=== REQUIREMENT ===
When the word "JSON" appears in a line of the data below, list that line.

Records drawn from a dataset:
┄┄┄┄┄┄┄┄┄┄┄┄┄┄┄┄┄┄┄┄

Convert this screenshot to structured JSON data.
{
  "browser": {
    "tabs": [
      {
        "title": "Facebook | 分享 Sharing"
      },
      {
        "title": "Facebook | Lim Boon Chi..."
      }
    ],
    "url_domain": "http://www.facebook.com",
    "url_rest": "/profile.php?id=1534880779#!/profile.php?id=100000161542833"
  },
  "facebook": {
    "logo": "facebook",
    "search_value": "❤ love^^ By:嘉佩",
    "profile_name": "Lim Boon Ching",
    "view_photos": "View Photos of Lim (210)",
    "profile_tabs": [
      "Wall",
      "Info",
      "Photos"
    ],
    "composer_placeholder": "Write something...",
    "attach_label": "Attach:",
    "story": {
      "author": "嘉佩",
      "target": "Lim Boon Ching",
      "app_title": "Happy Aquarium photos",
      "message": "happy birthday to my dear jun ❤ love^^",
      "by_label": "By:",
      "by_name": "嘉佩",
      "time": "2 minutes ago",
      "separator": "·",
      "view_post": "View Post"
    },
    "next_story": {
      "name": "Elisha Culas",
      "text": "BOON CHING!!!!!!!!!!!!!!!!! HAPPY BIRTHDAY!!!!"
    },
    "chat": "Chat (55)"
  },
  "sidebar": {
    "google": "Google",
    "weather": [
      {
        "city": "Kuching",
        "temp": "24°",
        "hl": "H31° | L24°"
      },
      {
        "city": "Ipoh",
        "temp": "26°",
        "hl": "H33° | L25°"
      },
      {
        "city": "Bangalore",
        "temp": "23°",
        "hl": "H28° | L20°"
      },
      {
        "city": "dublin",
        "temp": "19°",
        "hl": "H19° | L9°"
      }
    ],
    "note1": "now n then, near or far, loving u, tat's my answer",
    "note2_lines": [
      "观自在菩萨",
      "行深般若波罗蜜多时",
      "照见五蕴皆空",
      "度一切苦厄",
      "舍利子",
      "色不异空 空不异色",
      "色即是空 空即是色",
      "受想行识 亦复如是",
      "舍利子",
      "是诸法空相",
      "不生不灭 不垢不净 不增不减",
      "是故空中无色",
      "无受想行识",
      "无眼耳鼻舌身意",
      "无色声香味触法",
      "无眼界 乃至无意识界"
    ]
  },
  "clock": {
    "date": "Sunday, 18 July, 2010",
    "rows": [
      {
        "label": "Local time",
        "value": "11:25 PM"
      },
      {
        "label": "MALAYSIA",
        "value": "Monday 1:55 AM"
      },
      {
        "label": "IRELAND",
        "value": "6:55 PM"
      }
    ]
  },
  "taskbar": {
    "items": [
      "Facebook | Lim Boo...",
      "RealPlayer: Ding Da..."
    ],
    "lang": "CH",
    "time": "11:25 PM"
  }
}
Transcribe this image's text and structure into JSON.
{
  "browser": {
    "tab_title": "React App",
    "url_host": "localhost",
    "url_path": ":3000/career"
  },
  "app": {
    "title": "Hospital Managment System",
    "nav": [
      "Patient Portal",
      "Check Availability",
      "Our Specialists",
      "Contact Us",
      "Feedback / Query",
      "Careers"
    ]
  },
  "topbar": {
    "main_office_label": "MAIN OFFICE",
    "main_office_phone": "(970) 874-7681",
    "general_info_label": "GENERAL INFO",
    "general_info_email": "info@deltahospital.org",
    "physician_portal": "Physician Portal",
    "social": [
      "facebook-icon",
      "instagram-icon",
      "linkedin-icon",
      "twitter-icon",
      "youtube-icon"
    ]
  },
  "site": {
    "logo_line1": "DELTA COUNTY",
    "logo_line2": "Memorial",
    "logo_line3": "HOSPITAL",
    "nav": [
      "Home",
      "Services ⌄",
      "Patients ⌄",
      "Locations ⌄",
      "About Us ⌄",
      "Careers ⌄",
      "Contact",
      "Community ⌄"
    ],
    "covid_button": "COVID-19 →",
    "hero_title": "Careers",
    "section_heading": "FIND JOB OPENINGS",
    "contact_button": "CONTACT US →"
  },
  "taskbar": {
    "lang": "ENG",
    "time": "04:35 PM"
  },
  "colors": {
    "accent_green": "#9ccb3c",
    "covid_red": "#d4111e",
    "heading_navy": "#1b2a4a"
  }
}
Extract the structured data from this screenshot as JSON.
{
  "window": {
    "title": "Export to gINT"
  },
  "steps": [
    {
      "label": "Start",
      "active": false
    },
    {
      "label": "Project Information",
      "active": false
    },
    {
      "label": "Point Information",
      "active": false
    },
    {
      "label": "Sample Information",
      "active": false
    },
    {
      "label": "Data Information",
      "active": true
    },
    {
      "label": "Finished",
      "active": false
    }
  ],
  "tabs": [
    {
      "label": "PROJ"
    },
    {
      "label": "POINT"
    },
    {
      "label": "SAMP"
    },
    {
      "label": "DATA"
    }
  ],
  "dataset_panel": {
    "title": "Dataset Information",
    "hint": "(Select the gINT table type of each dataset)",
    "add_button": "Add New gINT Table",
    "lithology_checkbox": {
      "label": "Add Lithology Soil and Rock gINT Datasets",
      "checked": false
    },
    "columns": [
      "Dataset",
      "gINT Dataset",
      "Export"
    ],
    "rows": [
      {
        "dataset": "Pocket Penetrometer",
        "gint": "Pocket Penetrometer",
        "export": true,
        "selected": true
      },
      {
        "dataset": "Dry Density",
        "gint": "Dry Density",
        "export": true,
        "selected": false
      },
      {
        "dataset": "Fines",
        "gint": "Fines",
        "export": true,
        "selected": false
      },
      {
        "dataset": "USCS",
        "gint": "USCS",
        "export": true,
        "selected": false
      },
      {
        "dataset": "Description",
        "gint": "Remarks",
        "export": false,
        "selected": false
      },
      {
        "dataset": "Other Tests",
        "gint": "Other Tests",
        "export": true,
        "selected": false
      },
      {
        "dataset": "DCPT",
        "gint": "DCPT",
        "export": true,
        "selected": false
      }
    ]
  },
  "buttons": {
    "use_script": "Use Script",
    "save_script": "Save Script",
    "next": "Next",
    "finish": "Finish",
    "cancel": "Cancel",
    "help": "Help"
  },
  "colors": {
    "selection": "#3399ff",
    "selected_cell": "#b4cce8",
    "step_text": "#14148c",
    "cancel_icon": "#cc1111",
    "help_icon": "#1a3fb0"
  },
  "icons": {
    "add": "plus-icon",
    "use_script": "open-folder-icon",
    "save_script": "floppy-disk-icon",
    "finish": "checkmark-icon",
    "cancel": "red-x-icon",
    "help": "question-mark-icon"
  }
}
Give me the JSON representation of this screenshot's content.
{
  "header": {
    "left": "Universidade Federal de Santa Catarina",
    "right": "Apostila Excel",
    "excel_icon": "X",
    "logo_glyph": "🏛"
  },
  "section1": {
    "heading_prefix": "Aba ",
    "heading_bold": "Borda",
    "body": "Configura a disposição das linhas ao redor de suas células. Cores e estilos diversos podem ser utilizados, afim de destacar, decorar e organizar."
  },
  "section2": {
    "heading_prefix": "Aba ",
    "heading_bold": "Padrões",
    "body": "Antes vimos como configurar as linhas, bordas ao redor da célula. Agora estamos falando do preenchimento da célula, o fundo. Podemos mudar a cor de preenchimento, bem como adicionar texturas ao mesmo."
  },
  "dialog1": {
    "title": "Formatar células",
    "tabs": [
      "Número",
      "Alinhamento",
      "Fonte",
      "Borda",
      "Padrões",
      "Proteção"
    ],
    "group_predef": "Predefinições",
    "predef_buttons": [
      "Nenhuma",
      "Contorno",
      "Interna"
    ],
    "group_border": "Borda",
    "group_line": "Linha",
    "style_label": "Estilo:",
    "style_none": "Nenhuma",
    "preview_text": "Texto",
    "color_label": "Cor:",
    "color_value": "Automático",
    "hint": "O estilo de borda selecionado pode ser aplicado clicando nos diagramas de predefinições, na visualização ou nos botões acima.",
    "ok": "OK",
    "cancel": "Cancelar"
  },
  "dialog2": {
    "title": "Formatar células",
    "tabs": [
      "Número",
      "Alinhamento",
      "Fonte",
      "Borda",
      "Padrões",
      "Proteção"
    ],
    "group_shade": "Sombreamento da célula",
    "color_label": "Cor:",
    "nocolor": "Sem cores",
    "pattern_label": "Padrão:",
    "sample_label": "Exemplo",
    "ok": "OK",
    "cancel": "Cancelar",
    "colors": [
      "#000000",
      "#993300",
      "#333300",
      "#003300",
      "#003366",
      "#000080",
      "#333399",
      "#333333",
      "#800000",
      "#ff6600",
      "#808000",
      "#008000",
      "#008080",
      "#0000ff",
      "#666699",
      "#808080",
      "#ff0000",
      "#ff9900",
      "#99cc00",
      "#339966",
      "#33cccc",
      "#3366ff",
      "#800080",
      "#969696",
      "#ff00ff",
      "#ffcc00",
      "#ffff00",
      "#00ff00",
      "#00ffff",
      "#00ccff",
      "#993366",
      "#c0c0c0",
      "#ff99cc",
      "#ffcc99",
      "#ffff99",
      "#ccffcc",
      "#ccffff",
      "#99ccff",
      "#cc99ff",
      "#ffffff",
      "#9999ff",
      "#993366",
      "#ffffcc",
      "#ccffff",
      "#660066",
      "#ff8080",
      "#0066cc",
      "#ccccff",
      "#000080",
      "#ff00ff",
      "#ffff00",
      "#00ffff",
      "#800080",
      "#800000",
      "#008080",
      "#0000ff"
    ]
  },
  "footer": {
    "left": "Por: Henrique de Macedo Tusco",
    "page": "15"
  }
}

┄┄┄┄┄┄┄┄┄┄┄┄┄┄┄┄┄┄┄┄

=== RESULT FOR THIS EXERCISE ===
Convert this screenshot to structured JSON data.
Transcribe this image's text and structure into JSON.
Extract the structured data from this screenshot as JSON.
Give me the JSON representation of this screenshot's content.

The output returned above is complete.